:: Data provided ::

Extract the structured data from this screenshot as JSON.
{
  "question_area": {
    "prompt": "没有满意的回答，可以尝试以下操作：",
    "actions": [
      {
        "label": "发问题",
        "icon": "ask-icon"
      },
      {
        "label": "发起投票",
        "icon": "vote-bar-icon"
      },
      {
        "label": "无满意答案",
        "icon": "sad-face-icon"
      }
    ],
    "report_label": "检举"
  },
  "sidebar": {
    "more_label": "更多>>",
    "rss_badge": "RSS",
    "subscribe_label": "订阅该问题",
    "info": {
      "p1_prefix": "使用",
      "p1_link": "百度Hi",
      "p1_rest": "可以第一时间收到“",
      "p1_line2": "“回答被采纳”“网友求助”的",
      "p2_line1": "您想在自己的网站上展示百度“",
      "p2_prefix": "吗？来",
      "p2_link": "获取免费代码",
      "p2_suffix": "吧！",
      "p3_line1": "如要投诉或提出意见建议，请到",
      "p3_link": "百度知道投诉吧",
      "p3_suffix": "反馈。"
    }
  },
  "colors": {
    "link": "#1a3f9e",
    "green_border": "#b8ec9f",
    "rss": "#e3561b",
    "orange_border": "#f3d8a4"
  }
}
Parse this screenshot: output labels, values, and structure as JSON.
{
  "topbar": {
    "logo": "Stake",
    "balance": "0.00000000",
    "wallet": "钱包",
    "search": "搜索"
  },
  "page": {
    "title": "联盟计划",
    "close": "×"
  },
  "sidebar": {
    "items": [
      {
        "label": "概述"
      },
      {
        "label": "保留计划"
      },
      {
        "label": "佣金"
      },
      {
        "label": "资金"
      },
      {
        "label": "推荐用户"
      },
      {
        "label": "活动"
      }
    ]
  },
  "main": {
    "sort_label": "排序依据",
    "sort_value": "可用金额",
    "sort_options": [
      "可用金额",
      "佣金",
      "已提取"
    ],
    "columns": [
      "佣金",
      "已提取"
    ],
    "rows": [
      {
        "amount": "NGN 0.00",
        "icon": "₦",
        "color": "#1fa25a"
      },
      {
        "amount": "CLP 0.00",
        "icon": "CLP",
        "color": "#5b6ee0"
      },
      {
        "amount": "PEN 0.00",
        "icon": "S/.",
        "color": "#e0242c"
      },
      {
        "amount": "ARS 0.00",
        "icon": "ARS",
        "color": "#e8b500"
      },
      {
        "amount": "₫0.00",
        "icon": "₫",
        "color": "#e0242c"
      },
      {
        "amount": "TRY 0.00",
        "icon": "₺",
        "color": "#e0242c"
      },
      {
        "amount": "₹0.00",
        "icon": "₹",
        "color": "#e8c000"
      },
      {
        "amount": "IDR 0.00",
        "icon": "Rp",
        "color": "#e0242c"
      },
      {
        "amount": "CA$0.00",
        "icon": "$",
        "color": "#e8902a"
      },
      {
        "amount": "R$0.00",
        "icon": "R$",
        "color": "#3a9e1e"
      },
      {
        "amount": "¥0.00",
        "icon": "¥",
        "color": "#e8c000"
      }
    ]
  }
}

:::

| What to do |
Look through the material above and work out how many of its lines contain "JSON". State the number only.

| Result of this exercise |
2